Ok so this project isn’t exactly a straight forward cheap DIY. This is mainly because it was a last minute gift so I ran out of time to do it the way I had planned. I am also lucky enough to work for a printers who have a laser cutter so it was a no brainer! However there are other methods you can use to achieve a personalized chopping board and I will talk you through some great options which I would have chosen if I did not have a laser cutter readily available in my hour of need.
Option one: laser cutting
So if you are one of the lucky few who have access to a laser cutter this is a great way to create a chopping board etch design. There are so many creative possibilities to try out with a laser cutter. You may have a local print company that has a laser cutting service. Ask them for a quote based on you creating the design and bringing along materials. That way you will only need to be for the actual laser cutting time (and possibly a set-up fee). You will need to have some illustrator software skills in order to create a similar pattern or doodle like mine. However if you would prefer to use words/names then you all you need to do it choose a font and size, simple! I like the idea of using a handwritten style font and typing out your favourite recipe to engrave.

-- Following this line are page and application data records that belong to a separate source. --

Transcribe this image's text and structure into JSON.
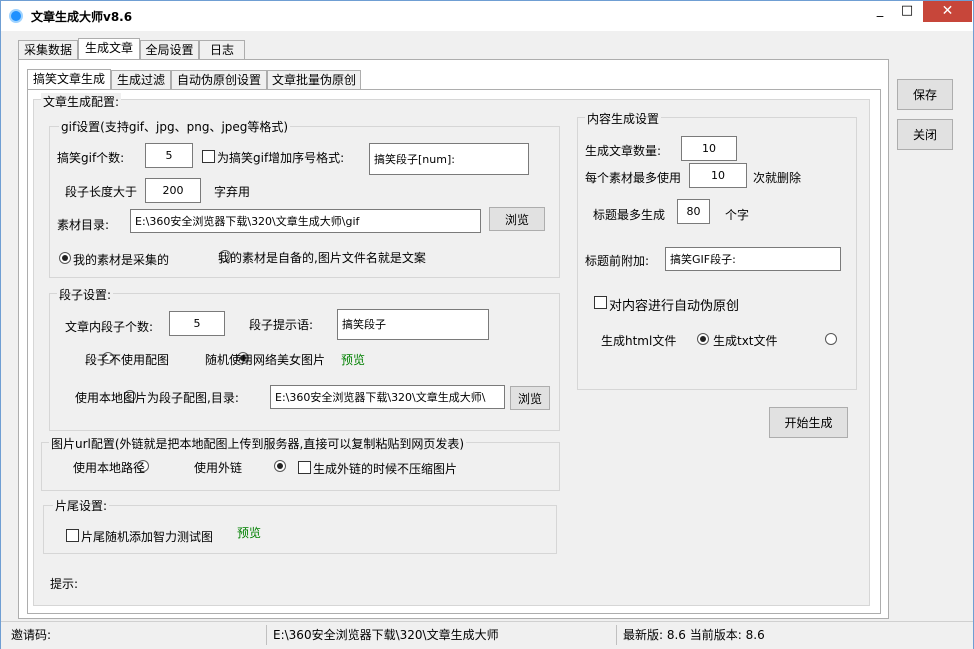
{
  "window": {
    "title": "文章生成大师v8.6",
    "minimize": "_",
    "maximize": "□",
    "close": "✕"
  },
  "main_tabs": [
    "采集数据",
    "生成文章",
    "全局设置",
    "日志"
  ],
  "sub_tabs": [
    "搞笑文章生成",
    "生成过滤",
    "自动伪原创设置",
    "文章批量伪原创"
  ],
  "config_title": "文章生成配置:",
  "gif": {
    "title": "gif设置(支持gif、jpg、png、jpeg等格式)",
    "count_label": "搞笑gif个数:",
    "count_value": "5",
    "seq_checkbox_label": "为搞笑gif增加序号格式:",
    "seq_format_value": "搞笑段子[num]:",
    "length_label": "段子长度大于",
    "length_value": "200",
    "length_suffix": "字弃用",
    "dir_label": "素材目录:",
    "dir_value": "E:\\360安全浏览器下载\\320\\文章生成大师\\gif",
    "browse": "浏览",
    "radio_collected": "我的素材是采集的",
    "radio_own": "我的素材是自备的,图片文件名就是文案"
  },
  "joke": {
    "title": "段子设置:",
    "count_label": "文章内段子个数:",
    "count_value": "5",
    "hint_label": "段子提示语:",
    "hint_value": "搞笑段子",
    "radio_no_image": "段子不使用配图",
    "radio_web_image": "随机使用网络美女图片",
    "preview": "预览",
    "radio_local": "使用本地图片为段子配图,目录:",
    "local_dir_value": "E:\\360安全浏览器下载\\320\\文章生成大师\\",
    "browse": "浏览"
  },
  "url": {
    "title": "图片url配置(外链就是把本地配图上传到服务器,直接可以复制粘贴到网页发表)",
    "radio_local": "使用本地路径",
    "radio_external": "使用外链",
    "no_compress": "生成外链的时候不压缩图片"
  },
  "tail": {
    "title": "片尾设置:",
    "checkbox": "片尾随机添加智力测试图",
    "preview": "预览"
  },
  "tip_label": "提示:",
  "content": {
    "title": "内容生成设置",
    "count_label": "生成文章数量:",
    "count_value": "10",
    "max_use_label": "每个素材最多使用",
    "max_use_value": "10",
    "max_use_suffix": "次就删除",
    "title_max_label": "标题最多生成",
    "title_max_value": "80",
    "title_max_suffix": "个字",
    "prefix_label": "标题前附加:",
    "prefix_value": "搞笑GIF段子:",
    "auto_rewrite": "对内容进行自动伪原创",
    "gen_html": "生成html文件",
    "gen_txt": "生成txt文件"
  },
  "start_button": "开始生成",
  "save_button": "保存",
  "close_button": "关闭",
  "status": {
    "invite": "邀请码:",
    "path": "E:\\360安全浏览器下载\\320\\文章生成大师",
    "version": "最新版: 8.6 当前版本: 8.6"
  }
}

Option 2: Image transfer
You can create some really fun effects using an image transfer onto wood. There are a ton of tutorials online for this so have a browse and get inspired. I would recommend looking at Photojojo’s tutorial for wood transfer.
Option 3: Pyrography
This was my original plan for the chopping board before I ran out of time and opted for laser cutting. It doesn’t cost much to buy a beginner’s pyrography kit and I think it is worth the investment. Once you have mastered the technique there are a number of personalised gifts and home décor projects you could make with a wood-burning tool. If you intend to try out wood burning, I would suggest looking at Brit + Co. They have great tips for beginners and have some interesting ideas for what you can make with your kit. I will definitely be trying this out in the future!
- Chopping board (mine was from Homesense)
- Laser cutting service
- Or pyrography kit
- A design you have created to transfer to the chopping board
Go the extra mile
Why not extend the gift further by wood burning some wooden utensils to go with the cooking theme. Check out Brit + Co’s lovely wooden spoon designs.